Modifications and Uplifts
While you own your vehicle, sometimes having modifications made to your vehicle can void your factory warranty. Even something as simple as adding a hitch or lifting the suspension that is not done by a factory authorized service center can jeopardize your coverage. Before going through the expense of enhancing your vehicle, check your warranty to see what limitations are in place.
Keep Your Receipts
While bringing your vehicle into a factory authorized dealership for service will ensure that the warranty guidelines will be upheld, sometimes it isn’t possible. No matter if its a simple oil change or tire replacement, ALWAYS keep your receipts for any work done by a third-part service center. Should your vehicle develop an issue later, it is important to prove that you adhered to your warranty’s required maintenance schedule to have your warranty pay for the repairs.

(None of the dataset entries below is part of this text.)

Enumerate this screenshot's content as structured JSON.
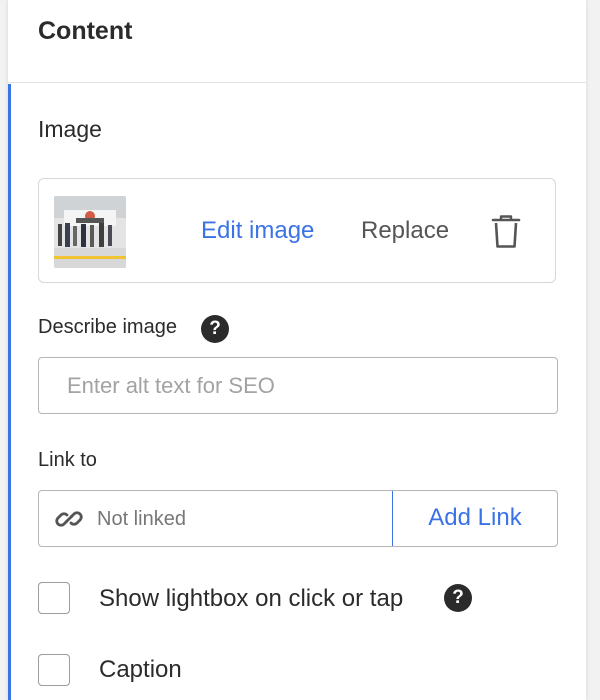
{
  "header": {
    "title": "Content"
  },
  "image_section": {
    "label": "Image",
    "thumbnail_alt": "Uploaded image thumbnail",
    "edit_label": "Edit image",
    "replace_label": "Replace",
    "delete_icon": "trash-icon"
  },
  "describe": {
    "label": "Describe image",
    "help": "?",
    "placeholder": "Enter alt text for SEO",
    "value": ""
  },
  "link": {
    "label": "Link to",
    "icon": "link-icon",
    "status": "Not linked",
    "button": "Add Link"
  },
  "options": {
    "lightbox": {
      "label": "Show lightbox on click or tap",
      "checked": false,
      "help": "?"
    },
    "caption": {
      "label": "Caption",
      "checked": false
    }
  },
  "colors": {
    "accent": "#3b73e6",
    "text": "#2b2b2b",
    "border": "#b5b5b5"
  }
}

Keeping your receipts will also come in handy if you are considering selling or trading in your vehicle. Should your factory warranty be transferrable, you need to show that all recommended regular maintenance, recalls, and repairs have been properly completed. Not only will this prove the vehicle in is good mechanical condition, but it can also improve the trade in car value of your car, SUV or Truck.
Are the Rules the Same for an Extended Warranty?
You may have chosen to extend your factory warranty by purchasing an extended car warranty. Deciding if it is worth getting extended car warranty coverage will be based on how long you plan on keeping the vehicle, how many miles you expect to put on the vehicle each year, and if it is worth buying extended car warranty from a cost factor.
But generally, the same rules apply to protecting your extended car warranty as they would for the factory warranty that came with the purchase of the vehicle.
New Car Vs Used Car Warranty
If you purchased your vehicle as a used car, the same rules apply when trying to protect your Certified Pre-Owned Warranty. What is duration of the warranty as well as covered under warranty for the car will be different. You should be able to answer “what does a car warranty cover” as well as “how long will I have coverage” when you are looking at a vehicle. What is covered will vary from manufacturer to manufacturer, and the length of coverage will be based on how old the vehicle is and how many miles are on the odometer.
In a Nut Shell
Knowing what is covered, what is excluded and how to protect your warranty upfront will help you love your car in the long-run. So take it from us: Know your coverage, adhere to your maintenance schedule, keep all your receipts and always use manufacturer recommended OEM Parts. Follow these rules and if disaster should happen, know that you will be protected.